Most societies across the world dress up for special occasions. Traditionally Aboriginal people never wore a lot of clothing and so their bodies became part of the dress up. Different paints, ochres and designs tell us a different story. The paint is part of the teaching information, the passing on information, and a part of the story. In some cases the body painting is very elaborate and it speaks to the ‘tartan’ of a particular tribe or clan. Or speaks to a particular thing that a young person is learning. In coming-of-age programs for young men for instance, when they’re painted in particular ways in particular designs, they enter into the knowledge of that design and the information that they’re learning around it. So it’s painted on their bodies as a way of enforcing that education process.
One non-Indigenous Australian said to a group of Yolŋu people, “it’s a very pagan act isn’t it? To paint your body?”. But they can respond that it’s a very pagan act for people to put tattoos all over themselves. For Yolŋu, the painting of the body is like putting on clothing, like putting on a uniform. And those who are the teachers at a particular ceremony, or those who are in charge of the ceremony, will put on different types of paint. So the paint is a form of dress for the different officers in charge at that particular function.
Rev. Dr. Djiniyini Gondarra OAM discusses this in relation to Yolŋu law and the Makarrata peace-making process when he refers to the uniform of the guards, or the djuŋgaya, Yolŋu police. There are three Makarrata processes, and in the Second Makarrata way, restorative justice is achieved between the victims of a crime and the criminal. In these cases, the political leaders (dalkarra djirrikay) from the families of the thief and from the victim’s family will control the legal process in a Makarr-garma, or a semi public arena. This arena will be in a Mukla Wäŋa, or legally safe place of the clan who are the victims. These safe places have legally protective symbols of that clan (such as the king brown snake or fire) that protect them so nobody can breach them. It also keeps other Yolŋu from interfering in the process, making it similar to old Scottish halls or embassies, protected by guards (the djuŋgaya, Yolŋu police).

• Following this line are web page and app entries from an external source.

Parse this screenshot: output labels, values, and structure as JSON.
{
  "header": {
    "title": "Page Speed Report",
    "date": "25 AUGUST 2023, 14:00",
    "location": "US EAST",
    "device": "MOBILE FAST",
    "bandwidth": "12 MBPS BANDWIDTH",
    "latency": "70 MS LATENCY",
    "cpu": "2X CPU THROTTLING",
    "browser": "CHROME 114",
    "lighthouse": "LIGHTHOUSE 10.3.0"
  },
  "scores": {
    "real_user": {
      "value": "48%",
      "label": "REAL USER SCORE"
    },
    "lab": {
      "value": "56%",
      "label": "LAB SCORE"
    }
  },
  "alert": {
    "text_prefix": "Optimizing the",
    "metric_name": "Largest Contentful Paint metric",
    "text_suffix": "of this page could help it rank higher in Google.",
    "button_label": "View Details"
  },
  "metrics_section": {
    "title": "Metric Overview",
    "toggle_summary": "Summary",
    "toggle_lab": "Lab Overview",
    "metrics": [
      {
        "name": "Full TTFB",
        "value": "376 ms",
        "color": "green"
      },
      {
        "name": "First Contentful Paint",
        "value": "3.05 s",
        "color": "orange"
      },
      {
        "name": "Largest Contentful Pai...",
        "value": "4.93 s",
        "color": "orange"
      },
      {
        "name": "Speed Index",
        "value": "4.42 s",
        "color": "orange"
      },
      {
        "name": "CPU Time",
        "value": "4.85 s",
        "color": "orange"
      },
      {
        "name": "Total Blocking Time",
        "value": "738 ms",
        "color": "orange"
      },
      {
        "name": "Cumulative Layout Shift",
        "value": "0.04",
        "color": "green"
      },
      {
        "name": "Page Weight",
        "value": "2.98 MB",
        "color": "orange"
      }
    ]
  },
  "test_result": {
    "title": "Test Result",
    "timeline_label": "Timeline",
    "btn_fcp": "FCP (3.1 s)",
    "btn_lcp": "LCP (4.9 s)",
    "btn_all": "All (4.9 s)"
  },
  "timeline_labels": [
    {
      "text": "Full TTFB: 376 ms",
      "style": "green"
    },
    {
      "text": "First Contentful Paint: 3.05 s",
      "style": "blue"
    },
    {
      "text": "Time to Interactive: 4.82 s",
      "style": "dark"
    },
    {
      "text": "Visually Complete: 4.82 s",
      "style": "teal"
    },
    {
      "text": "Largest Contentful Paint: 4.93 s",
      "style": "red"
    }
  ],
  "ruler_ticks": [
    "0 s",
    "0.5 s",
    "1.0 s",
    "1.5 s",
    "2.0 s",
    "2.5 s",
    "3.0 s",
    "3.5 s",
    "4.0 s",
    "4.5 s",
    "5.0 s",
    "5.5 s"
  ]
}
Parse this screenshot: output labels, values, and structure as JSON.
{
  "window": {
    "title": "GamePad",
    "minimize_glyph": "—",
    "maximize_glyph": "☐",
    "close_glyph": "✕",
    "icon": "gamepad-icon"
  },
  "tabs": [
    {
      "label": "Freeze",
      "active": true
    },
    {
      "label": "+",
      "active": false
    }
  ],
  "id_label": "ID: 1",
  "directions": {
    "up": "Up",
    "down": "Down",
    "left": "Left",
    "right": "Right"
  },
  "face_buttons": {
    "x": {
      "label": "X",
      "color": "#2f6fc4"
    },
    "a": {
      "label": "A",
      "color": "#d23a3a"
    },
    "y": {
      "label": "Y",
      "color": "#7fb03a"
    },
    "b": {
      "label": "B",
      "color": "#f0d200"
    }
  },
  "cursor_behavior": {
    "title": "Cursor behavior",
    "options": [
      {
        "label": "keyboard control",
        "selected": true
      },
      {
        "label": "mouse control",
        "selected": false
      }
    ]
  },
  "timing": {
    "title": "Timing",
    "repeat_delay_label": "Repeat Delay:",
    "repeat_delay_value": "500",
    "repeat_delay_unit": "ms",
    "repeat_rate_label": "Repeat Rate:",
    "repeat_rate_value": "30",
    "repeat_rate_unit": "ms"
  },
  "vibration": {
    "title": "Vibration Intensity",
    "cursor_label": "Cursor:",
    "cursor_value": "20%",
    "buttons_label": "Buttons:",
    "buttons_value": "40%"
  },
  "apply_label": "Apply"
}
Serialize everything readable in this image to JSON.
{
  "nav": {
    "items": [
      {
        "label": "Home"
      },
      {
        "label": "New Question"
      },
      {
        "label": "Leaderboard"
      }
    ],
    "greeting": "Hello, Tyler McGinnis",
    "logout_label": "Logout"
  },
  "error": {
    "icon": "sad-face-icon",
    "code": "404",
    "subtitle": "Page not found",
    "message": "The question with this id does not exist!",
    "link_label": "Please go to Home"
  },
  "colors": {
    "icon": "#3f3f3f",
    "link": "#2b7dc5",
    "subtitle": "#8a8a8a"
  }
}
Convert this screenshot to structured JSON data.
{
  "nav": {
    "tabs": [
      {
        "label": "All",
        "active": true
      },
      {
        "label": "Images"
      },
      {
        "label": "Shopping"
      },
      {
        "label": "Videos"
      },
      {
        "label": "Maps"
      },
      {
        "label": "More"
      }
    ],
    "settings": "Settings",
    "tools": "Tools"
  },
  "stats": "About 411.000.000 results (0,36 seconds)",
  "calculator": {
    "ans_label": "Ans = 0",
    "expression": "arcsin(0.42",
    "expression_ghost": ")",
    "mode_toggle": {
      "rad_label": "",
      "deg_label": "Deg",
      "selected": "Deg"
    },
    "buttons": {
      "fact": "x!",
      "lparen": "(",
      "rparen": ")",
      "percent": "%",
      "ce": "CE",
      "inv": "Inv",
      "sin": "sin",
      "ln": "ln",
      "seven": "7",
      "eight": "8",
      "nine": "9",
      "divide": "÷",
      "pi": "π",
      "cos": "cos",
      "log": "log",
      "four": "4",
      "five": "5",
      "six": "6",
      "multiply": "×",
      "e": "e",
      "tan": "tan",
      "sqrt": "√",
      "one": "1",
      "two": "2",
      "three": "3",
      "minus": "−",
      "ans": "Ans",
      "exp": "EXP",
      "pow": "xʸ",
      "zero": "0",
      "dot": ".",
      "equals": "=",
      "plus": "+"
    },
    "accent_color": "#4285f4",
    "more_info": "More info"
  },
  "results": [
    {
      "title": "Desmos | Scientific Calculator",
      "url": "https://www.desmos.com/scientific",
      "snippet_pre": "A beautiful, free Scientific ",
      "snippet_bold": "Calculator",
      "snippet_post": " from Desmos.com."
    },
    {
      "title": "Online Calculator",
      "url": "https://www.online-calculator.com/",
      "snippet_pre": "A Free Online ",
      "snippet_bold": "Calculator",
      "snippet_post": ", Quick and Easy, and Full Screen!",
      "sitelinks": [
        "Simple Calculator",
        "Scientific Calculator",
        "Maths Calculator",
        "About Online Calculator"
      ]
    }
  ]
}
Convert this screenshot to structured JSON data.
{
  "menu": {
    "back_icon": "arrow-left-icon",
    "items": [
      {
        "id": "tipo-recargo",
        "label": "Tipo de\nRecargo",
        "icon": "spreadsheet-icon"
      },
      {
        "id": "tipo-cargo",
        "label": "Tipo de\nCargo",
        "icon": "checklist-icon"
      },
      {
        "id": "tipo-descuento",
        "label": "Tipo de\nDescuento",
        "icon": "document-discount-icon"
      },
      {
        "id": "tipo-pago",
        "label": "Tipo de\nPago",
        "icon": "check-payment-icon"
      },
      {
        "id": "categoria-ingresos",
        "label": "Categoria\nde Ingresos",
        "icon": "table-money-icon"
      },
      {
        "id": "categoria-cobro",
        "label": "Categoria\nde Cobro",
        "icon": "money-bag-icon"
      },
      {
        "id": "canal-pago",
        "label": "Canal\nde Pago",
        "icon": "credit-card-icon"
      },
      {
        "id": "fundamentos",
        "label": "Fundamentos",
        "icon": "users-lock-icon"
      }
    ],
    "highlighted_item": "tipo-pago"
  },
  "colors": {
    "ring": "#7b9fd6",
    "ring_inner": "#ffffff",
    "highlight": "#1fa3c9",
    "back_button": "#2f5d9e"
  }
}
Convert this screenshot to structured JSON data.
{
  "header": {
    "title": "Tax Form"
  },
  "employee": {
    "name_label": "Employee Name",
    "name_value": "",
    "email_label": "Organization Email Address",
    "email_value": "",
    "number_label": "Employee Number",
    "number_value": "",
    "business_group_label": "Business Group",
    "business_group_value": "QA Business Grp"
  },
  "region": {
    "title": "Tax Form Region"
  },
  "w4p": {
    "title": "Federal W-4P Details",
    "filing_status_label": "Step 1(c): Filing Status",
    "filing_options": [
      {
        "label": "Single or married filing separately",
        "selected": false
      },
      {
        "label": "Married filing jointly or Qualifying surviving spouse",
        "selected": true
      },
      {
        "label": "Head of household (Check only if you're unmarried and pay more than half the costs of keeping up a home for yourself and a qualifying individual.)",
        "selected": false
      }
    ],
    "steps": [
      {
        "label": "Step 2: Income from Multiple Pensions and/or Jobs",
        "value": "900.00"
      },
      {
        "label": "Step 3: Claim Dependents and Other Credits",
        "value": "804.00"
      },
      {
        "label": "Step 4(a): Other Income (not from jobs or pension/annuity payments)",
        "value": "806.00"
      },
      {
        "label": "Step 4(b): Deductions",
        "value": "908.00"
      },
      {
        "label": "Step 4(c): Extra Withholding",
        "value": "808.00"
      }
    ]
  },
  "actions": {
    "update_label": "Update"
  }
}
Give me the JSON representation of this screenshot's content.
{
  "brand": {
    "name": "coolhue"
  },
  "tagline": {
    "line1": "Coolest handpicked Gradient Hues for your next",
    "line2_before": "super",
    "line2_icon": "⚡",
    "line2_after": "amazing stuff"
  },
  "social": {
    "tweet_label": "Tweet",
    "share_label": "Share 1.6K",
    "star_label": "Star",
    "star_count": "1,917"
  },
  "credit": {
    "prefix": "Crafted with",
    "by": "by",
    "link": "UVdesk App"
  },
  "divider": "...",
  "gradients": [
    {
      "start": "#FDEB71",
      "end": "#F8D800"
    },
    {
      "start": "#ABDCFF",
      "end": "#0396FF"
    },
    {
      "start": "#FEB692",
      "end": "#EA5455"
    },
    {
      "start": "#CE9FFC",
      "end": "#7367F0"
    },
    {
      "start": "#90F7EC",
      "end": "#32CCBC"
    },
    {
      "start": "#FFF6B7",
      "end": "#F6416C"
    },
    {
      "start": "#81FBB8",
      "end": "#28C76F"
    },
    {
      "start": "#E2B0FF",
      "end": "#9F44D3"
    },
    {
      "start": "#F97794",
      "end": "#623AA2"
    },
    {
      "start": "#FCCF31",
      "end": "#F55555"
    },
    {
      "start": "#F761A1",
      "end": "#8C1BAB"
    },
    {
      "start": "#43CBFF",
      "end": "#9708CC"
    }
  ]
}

The djuŋgaya, Yolŋu police are painted with okra that displays the emblems of that clan group. When they are “all painted up, they are dressed in an official uniform,” says Dr. Djiniyini. So “you won’t have Northern Territory police there, but you’ll have the right painting emblems to say that person is the djuŋgaya for that particular Bäpurru corporate clan group.” And this is similar to Northern Territory police uniforms that have their own symbols and ways of representing levels of authority.
Yolŋu police officers have also taken an oath just like Balanda policemen, in order to wear that uniform and keep the peace. They put up dilly bags (symbols of legal authority) in the safe place so people will see they can’t go in, and they also hold milak (weapons) to show they have authority to exert ‘reasonable force’ against any intruders if necessary. Just like a Balanda government or court that will defend against anyone who does not abide by its legal proceedings.
For more information on body paint in Yolŋu culture, listen to our Q&A no.74: “Why do Aboriginal people paint themselves up to perform traditional dances and ceremonies?”